- It is one of the earliest ramen cafes in Melbourne and delivers some of the greatest ramen in the area with its 24-hour tonkatsu broth and fresh noodles.
- Mr. Ramen San serves a wide variety of ramen, including the more common pork, chicken, and seafood varieties, as well as a vegan option called "Charsu" ramen and a traditional hotpot with pork broth.
- When it comes to Hakata ramen, Mr. Ramen San is the man to see.
- Tina Tokyo You'd expect Tokyo Tina, one of Chapel Street's trendiest (and busiest) restaurants, to serve real Japanese ramen, given its reputation.
- One of Melbourne's newest ramen joints is called Shizuku Shizuku.
- To Purchase Ramen From a Shop The ramen at Ramen is the kind that does well in Melbourne's northern suburbs.
FAQs About Ramen
A ramen shop is a restaurant that specializes in ramen dishes, the wheat-flour Japanese noodles in broth.
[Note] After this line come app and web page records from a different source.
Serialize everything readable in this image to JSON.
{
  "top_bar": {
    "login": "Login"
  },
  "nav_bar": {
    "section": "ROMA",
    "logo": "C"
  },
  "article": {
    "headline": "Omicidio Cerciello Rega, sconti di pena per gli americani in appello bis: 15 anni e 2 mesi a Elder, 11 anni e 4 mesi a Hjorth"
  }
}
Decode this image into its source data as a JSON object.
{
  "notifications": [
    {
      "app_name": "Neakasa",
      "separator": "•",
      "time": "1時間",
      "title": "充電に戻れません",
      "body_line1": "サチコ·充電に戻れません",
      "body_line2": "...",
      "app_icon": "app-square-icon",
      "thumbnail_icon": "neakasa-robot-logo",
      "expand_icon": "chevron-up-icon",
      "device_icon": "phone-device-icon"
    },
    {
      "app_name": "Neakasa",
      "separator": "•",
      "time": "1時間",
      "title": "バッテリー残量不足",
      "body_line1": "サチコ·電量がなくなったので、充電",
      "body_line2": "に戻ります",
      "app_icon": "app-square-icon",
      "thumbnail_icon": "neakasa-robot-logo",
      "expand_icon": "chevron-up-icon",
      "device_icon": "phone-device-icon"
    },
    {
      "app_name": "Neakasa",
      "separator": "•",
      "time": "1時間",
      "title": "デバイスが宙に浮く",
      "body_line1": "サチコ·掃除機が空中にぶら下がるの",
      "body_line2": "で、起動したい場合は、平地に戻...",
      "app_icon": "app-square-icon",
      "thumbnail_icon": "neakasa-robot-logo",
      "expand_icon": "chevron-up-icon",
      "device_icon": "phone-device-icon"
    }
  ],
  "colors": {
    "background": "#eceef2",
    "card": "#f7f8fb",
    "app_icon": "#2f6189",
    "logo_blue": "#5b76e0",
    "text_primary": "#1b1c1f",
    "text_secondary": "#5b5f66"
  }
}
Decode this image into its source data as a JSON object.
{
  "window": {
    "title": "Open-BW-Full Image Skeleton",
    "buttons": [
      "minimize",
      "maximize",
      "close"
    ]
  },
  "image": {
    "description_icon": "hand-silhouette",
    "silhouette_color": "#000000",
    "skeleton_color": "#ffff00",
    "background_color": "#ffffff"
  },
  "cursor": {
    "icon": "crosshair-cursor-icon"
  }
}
In Japan, ramen shops are very common and popular, and are sometimes referred to as ramen-ya (ラーメン屋) or ramen-ten (ラーメン店).
After World War II, after returnees from China began selling ramen around the country, it became a favorite down-to-earth dish, rivaling Japanese curry in popularity. At that chaotic time, when food was scarce, ramen was embraced as a cheap and tasty dish sold at street stalls.
When making ramen, it can be broken down into five components: tare (the rich sauce that flavors your soup), broth, noodles, toppings and oil/fat.